The saga of the General’s passage from boy to man is a tale of two civilizations caught in the creative and destructive form of contact we call colonialism…. Anyone wishing to broaden their understanding of what lies beneath the veil of stereotypes and Hollywood distortions of Africa, or who would enjoy meeting a character of uncommon intellect and grace, should read this book.
— Theodore Rosengarten, author of All God’s Dangers: The Life of Nate Shaw
Those of us who teach African history are always looking for accessible and engaging books to assign our students. Africa is a vast unknown to most American college students. Most of us have developed strategies of easing them into the subject gently. Huttenbach’s book will fit the bill.
— John Edwin Mason, professor of African history at the University of Virginia and author of One Love, Ghoema Beat: Inside the Capetown Carnival
Laura Lee did what every one of us in the African history field has always wanted to do. She actually lived with the family of her subject. They ate together, worked together (picking tea), stayed together. There is simply no better way for a White outsider to penetrate the core of Meru history.
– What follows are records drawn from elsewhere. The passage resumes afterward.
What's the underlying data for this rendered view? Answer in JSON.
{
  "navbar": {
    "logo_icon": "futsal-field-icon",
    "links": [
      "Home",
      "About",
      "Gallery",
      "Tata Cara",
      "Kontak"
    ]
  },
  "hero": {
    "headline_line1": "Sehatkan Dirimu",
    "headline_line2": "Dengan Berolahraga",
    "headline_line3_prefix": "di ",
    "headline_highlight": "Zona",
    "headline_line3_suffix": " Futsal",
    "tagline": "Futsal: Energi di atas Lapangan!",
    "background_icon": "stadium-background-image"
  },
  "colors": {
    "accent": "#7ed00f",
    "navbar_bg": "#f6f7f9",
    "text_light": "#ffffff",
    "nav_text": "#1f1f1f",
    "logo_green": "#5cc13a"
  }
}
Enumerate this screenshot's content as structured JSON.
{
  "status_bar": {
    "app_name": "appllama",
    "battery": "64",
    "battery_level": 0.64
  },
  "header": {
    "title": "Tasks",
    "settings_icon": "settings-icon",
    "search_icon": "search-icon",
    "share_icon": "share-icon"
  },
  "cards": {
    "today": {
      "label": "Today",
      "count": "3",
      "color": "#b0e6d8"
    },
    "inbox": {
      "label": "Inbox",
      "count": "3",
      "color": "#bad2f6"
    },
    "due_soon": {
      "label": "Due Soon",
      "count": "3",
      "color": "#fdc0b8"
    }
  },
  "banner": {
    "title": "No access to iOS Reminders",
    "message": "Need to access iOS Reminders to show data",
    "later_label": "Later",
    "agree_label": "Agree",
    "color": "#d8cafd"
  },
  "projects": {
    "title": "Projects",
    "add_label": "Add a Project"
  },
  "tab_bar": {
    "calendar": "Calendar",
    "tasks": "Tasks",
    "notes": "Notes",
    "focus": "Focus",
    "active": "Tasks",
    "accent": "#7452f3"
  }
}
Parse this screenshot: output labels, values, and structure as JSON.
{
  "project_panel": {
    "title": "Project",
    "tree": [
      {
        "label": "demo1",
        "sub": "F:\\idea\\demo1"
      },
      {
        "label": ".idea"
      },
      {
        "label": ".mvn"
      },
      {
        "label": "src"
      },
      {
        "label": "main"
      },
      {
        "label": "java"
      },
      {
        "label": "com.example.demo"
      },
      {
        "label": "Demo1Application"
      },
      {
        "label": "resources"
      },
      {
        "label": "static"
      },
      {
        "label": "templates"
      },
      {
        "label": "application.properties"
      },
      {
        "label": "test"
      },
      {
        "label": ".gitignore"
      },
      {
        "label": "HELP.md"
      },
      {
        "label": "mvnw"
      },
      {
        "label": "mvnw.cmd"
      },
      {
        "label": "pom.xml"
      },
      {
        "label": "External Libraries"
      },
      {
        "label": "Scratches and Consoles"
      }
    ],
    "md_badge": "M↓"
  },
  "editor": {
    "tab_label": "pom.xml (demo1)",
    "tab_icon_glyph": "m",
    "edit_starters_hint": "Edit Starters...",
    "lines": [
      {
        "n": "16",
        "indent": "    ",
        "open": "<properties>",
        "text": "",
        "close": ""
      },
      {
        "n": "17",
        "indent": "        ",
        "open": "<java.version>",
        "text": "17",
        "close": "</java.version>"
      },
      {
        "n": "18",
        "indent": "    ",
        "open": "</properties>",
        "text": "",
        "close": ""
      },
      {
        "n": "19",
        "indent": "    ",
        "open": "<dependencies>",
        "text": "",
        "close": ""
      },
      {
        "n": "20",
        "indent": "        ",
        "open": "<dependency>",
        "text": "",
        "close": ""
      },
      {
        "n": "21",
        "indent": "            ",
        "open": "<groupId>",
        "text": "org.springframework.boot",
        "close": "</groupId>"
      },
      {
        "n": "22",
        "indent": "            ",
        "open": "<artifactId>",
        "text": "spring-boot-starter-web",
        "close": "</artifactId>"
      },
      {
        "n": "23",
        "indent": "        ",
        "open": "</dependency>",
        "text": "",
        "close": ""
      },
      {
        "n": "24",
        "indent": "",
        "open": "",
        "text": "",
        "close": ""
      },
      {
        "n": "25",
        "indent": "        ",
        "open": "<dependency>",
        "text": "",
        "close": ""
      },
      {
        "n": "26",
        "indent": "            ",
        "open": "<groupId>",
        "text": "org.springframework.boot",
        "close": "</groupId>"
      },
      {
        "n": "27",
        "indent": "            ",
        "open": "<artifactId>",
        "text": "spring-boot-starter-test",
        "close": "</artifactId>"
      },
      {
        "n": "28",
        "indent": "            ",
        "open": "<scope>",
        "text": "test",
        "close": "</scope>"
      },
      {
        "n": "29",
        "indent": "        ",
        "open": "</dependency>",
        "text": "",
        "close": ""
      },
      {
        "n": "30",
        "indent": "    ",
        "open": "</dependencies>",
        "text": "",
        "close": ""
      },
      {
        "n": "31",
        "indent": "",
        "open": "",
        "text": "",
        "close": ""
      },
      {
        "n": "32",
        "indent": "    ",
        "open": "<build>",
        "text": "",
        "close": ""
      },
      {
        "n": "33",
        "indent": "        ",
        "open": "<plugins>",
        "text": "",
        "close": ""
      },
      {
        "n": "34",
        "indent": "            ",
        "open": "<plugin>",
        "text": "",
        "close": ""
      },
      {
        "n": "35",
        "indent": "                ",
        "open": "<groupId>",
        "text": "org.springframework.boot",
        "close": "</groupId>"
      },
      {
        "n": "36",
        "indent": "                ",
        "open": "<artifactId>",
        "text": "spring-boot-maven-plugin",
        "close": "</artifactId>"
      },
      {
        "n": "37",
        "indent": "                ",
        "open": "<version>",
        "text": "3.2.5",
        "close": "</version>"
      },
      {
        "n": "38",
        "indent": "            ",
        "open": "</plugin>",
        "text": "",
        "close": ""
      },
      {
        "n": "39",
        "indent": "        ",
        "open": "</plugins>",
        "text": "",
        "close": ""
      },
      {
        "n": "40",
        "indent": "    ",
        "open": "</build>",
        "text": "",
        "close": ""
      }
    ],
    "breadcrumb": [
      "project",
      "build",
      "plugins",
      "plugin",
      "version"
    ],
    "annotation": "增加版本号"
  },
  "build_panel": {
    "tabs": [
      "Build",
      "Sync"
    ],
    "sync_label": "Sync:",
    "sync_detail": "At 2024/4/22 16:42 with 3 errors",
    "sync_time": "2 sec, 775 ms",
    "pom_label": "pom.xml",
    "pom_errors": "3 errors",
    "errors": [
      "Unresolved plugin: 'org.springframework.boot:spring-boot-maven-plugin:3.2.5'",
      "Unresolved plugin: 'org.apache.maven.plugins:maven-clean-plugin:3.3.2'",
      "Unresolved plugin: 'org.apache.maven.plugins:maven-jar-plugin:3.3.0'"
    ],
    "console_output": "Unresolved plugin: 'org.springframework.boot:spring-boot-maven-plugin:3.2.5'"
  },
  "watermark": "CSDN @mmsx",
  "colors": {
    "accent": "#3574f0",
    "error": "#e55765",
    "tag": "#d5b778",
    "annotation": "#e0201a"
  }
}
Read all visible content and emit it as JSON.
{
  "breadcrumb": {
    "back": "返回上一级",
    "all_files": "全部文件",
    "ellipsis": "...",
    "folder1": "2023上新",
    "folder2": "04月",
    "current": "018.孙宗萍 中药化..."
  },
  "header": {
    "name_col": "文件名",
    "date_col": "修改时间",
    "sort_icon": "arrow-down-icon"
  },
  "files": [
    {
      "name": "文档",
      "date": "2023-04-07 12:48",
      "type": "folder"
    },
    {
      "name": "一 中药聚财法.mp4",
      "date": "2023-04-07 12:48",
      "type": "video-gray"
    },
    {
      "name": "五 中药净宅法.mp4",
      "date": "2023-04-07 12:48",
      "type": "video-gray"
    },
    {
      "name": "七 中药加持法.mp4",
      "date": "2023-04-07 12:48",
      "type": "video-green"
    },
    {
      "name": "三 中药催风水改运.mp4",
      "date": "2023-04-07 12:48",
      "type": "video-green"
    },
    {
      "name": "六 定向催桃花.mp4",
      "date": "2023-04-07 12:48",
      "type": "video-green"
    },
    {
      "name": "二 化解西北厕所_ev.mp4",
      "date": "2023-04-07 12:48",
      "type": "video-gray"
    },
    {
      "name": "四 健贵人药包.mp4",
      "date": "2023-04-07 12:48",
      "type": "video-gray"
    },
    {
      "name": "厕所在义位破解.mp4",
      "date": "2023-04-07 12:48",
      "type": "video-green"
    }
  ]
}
— Jeffrey A. Fadiman, author of When We Began, There Were Witchmen: An Oral History from Mount Kenya
Laura Lee Huttenbach’s debut, The Boy Is Gone: Conversations with a Mau Mau General, is a unique first-hand account of cultural lineage, revolutionary awakening and dogged perseverance told in the voice Japhlet Thambu, a man who seems to have fit several lifetimes into the span of one. It is an essential testimony to those seeking to understand modern-day Kenya.
— Michael Deibert, author of The Democratic Republic of Congo: Between Hope and Despair
[Huttenbach and Thambu’s] touching and in the end profound relationship across age, geography, and gender formed the basis of this engaging book, a permanent record of the life and adventures of an African leader set down with grace, intelligence, affection, and style. A valuable contribution to anthropology, life history, and African studies and a recommended read for anyone interested in the modern transformation of African life.
— Melvin Konner, author of Women After All